**How to complete this task**
Look through the entries below, please, and copy every line with the word "Стили".

**Data extract**
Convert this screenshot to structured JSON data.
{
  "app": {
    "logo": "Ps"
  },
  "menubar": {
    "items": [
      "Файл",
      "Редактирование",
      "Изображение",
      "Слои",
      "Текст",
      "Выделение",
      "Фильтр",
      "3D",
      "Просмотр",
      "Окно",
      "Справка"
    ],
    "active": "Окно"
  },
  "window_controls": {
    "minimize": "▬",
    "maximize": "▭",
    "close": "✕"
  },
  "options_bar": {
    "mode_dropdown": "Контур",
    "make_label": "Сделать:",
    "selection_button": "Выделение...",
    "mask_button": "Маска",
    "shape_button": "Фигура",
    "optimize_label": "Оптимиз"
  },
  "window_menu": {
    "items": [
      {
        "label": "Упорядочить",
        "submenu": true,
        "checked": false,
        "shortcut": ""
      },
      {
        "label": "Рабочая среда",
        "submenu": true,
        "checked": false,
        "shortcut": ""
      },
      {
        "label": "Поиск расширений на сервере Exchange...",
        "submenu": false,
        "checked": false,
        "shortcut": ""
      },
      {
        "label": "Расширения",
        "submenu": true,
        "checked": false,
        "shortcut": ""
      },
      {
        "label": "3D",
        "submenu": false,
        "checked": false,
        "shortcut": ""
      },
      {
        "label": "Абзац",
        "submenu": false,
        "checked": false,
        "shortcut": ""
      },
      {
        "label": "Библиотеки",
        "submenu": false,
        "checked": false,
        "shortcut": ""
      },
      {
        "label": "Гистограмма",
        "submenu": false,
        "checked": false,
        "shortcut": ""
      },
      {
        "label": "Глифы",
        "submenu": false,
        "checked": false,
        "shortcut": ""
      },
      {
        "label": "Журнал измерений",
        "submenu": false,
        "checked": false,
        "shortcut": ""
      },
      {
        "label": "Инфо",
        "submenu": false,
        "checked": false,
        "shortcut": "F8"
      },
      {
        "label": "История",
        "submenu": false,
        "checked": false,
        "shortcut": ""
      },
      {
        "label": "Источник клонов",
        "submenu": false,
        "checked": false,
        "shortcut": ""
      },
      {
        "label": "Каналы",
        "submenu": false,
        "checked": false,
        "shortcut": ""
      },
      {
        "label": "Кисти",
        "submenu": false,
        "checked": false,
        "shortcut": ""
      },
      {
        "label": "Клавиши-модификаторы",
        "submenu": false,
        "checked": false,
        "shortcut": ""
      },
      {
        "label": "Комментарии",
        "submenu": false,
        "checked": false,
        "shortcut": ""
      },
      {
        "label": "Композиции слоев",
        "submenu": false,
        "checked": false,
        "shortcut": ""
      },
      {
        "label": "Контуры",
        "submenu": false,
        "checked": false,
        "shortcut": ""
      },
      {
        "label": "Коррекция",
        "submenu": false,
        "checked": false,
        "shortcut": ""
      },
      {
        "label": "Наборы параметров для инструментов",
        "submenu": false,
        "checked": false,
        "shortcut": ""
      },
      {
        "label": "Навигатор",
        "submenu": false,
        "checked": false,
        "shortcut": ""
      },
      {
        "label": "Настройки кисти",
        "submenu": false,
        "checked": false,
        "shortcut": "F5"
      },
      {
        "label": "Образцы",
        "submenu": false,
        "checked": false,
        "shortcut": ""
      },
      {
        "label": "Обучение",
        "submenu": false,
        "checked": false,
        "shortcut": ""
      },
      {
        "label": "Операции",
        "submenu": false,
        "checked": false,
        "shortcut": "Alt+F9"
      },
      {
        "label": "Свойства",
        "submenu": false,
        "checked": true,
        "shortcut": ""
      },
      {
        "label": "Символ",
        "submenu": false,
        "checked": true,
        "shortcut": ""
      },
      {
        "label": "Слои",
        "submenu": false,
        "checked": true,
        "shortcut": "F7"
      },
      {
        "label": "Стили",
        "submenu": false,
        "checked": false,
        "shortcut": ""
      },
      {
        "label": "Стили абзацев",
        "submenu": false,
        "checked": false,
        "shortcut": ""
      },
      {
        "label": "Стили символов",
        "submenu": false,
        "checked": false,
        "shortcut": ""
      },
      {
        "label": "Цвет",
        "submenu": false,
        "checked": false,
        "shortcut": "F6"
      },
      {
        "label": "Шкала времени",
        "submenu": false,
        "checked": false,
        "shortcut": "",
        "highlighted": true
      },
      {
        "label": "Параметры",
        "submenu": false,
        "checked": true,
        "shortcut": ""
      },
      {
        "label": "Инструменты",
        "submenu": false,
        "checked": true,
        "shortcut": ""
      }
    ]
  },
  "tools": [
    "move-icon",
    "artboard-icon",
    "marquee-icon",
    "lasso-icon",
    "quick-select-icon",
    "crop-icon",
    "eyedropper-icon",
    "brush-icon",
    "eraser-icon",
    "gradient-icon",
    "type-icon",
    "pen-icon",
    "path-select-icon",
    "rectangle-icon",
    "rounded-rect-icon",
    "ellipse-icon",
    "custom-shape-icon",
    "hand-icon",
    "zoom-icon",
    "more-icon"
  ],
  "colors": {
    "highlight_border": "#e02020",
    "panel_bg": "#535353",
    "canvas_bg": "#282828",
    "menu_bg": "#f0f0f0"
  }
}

**Answer box**
        "label": "Стили",
        "label": "Стили абзацев",
        "label": "Стили символов",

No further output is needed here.